The unnamed juror filed a court motion on Monday seeking the release of last week’s transcripts and permission from a judge to speak publicly to set the record straight. Hours later, the office of Attorney General Daniel Cameron granted both requests, saying that the juror is free to speak and that recordings of the session will be made public.
“This is something where the juror is not seeking any fame, any acclaim, any money,” said Kevin M. Glogower, the juror’s lawyer.
Mr. Glogower said the juror came to him last week in a state of turmoil after Mr. Cameron repeatedly said at a news conference that the law did not permit him to charge Sgt. Jon Mattingly and Detective Myles Cosgrove, the two white officers who shot Ms. Taylor, a Black woman, after one officer was shot by her boyfriend — and that the jury had agreed with him.
“While there are six possible homicide charges under Kentucky law, these charges are not applicable to the facts before us because our investigation showed — and the grand jury agreed — that Mattingly and Cosgrove were justified in the return of deadly fire after having been fired upon,” Mr. Cameron said, one of several moments in the news conference where he emphasized such a consensus.
According to Mr. Glogower, the juror was unsettled by the fact that the grand jury was not given an option of charging the two officers at a time when the community has been roiled by demonstrations seeking their indictment. The 12-member panel was presented only with possible charges for Detective Brett Hankison, who was fired in June.
Mr. Hankison was accused of behaving recklessly when he ran into the parking lot and began shooting through Ms. Taylor’s covered patio door, his bullets flying into a neighbor’s apartment. The grand jury concluded that he had no self-defense claim but that he could not be charged with murder because he did not strike Ms. Taylor; he was charged with three felony counts of wanton endangerment.
Before the charges were announced last week, the city enacted a state of emergency, expecting mass protests. Courthouses shut down and businesses recorded voice mail messages apologizing to patrons for the unexpected closure. More than 200 protesters upset with the decision and demanding justice have been arrested, with some smashing windows and setting fires. One protester fired a gun at least nine times and wounded two police officers.
But legal experts had warned that Kentucky’s vigorous self-defense laws made it unlikely that Sergeant Mattingly and Detective Cosgrove would be indicted on murder charges because Ms. Taylor’s boyfriend, Kenneth Walker, had fired first during the police raid on her apartment. He had mistaken the officers for an intruder when they breached the door.
“We have no concerns with grand jurors sharing their thoughts on our presentation because we are confident in the case we presented,” Elizabeth Kuhn, a spokeswoman for the attorney general, said in an email on Monday night, adding that her office would release the recordings of the deliberations by Wednesday.

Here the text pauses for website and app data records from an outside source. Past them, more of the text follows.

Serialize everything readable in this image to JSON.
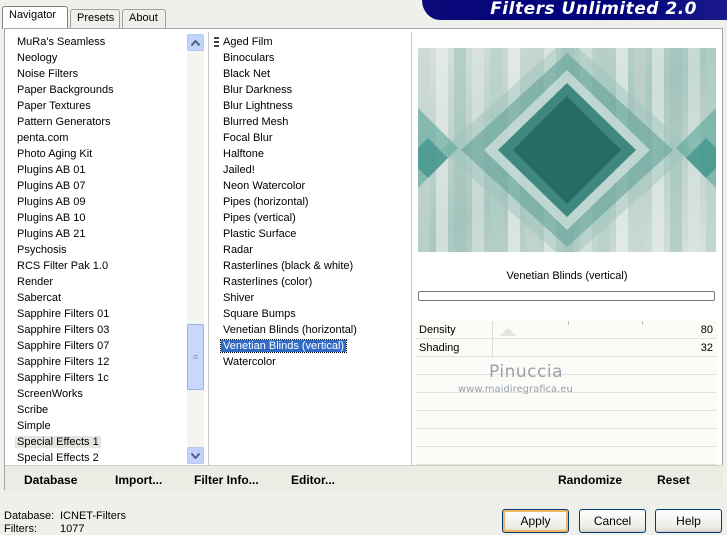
{
  "tabs": [
    {
      "label": "Navigator",
      "active": true
    },
    {
      "label": "Presets",
      "active": false
    },
    {
      "label": "About",
      "active": false
    }
  ],
  "banner_title": "Filters Unlimited 2.0",
  "categories": [
    "MuRa's Seamless",
    "Neology",
    "Noise Filters",
    "Paper Backgrounds",
    "Paper Textures",
    "Pattern Generators",
    "penta.com",
    "Photo Aging Kit",
    "Plugins AB 01",
    "Plugins AB 07",
    "Plugins AB 09",
    "Plugins AB 10",
    "Plugins AB 21",
    "Psychosis",
    "RCS Filter Pak 1.0",
    "Render",
    "Sabercat",
    "Sapphire Filters 01",
    "Sapphire Filters 03",
    "Sapphire Filters 07",
    "Sapphire Filters 12",
    "Sapphire Filters 1c",
    "ScreenWorks",
    "Scribe",
    "Simple",
    "Special Effects 1",
    "Special Effects 2"
  ],
  "selected_category": "Special Effects 1",
  "filters": [
    "Aged Film",
    "Binoculars",
    "Black Net",
    "Blur Darkness",
    "Blur Lightness",
    "Blurred Mesh",
    "Focal Blur",
    "Halftone",
    "Jailed!",
    "Neon Watercolor",
    "Pipes (horizontal)",
    "Pipes (vertical)",
    "Plastic Surface",
    "Radar",
    "Rasterlines (black & white)",
    "Rasterlines (color)",
    "Shiver",
    "Square Bumps",
    "Venetian Blinds (horizontal)",
    "Venetian Blinds (vertical)",
    "Watercolor"
  ],
  "selected_filter": "Venetian Blinds (vertical)",
  "preview": {
    "filter_name": "Venetian Blinds (vertical)",
    "progress": 0
  },
  "params": [
    {
      "label": "Density",
      "value": "80"
    },
    {
      "label": "Shading",
      "value": "32"
    }
  ],
  "watermark": {
    "line1": "Pinuccia",
    "line2": "www.maidiregrafica.eu"
  },
  "bottom_buttons": {
    "database": "Database",
    "import": "Import...",
    "filter_info": "Filter Info...",
    "editor": "Editor...",
    "randomize": "Randomize",
    "reset": "Reset"
  },
  "status": {
    "database_label": "Database:",
    "database_value": "ICNET-Filters",
    "filters_label": "Filters:",
    "filters_value": "1077"
  },
  "dialog_buttons": {
    "apply": "Apply",
    "cancel": "Cancel",
    "help": "Help"
  },
  "colors": {
    "accent": "#316ac5",
    "banner": "#00007b",
    "teal": "#2f7f79"
  }
}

Ms. Kuhn said no charges could be recommended for those two officers because the investigation had concluded that their use of force was justified.
“Our prosecutors presented all of the evidence, even though the evidence supported that Sergeant Mattingly and Detective Cosgrove were justified in their use of force after having been fired upon by Kenneth Walker,” she said in an email. “For that reason, the only charge recommended was wanton endangerment.”

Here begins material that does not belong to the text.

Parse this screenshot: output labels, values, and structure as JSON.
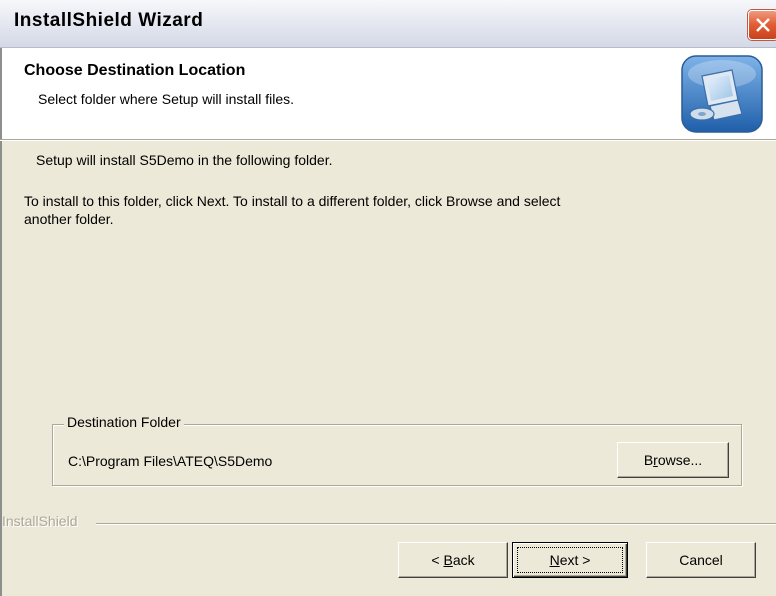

One longtime criminal defense lawyer, Ramon McGee, said the question of which charges the attorney general presented to the panel was not problematic.
“That is an incorrect assumption on how the grand jury process works,” he said. “Prosecutors make the decision on what witnesses are called, which evidence is tendered and what charges to recommend,” he said.

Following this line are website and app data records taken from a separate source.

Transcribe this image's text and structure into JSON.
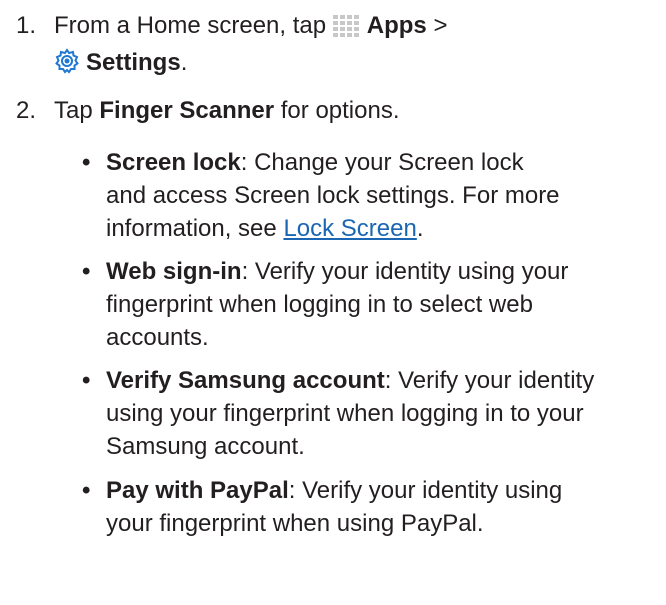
{
  "steps": [
    {
      "number": "1.",
      "prefix": "From a Home screen, tap",
      "apps_label": "Apps",
      "separator": ">",
      "settings_label": "Settings",
      "suffix": "."
    },
    {
      "number": "2.",
      "prefix": "Tap",
      "bold": "Finger Scanner",
      "suffix": "for options."
    }
  ],
  "options": [
    {
      "title": "Screen lock",
      "text_line1": ": Change your Screen lock",
      "text_line2": "and access Screen lock settings. For more",
      "text_line3_prefix": "information, see",
      "link": "Lock Screen",
      "text_line3_suffix": "."
    },
    {
      "title": "Web sign-in",
      "text_line1": ": Verify your identity using your",
      "text_line2": "fingerprint when logging in to select web",
      "text_line3": "accounts."
    },
    {
      "title": "Verify Samsung account",
      "text_line1": ": Verify your identity",
      "text_line2": "using your fingerprint when logging in to your",
      "text_line3": "Samsung account."
    },
    {
      "title": "Pay with PayPal",
      "text_line1": ": Verify your identity using",
      "text_line2": "your fingerprint when using PayPal."
    }
  ],
  "bullet_glyph": "•",
  "icons": {
    "apps": "apps-grid-icon",
    "settings": "settings-gear-icon"
  },
  "colors": {
    "text": "#231f20",
    "link": "#1a66b3",
    "apps_icon": "#c8c8c8",
    "settings_icon": "#1f78d1"
  }
}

But the transcripts should be released, Mr. McGee added, because how the attorney general portrayed the process in public was potentially an issue.
Advocates for Ms. Taylor point to the juror’s complaint as evidence of a broken process, which started with the raid and included the release of an incident report that claimed the dead woman had not been injured. Despite a $12 million settlement from the city of Louisville in a wrongful-death lawsuit, Ms. Taylor’s mother said that nothing short of indicting all three officers would amount to justice.
“This just compounds the trust issue,” said Christopher 2X, a community organizer who was with Tamika Palmer, Ms. Taylor’s mother, last week when the attorney general told her the officers would not be charged. She broke down crying, he said.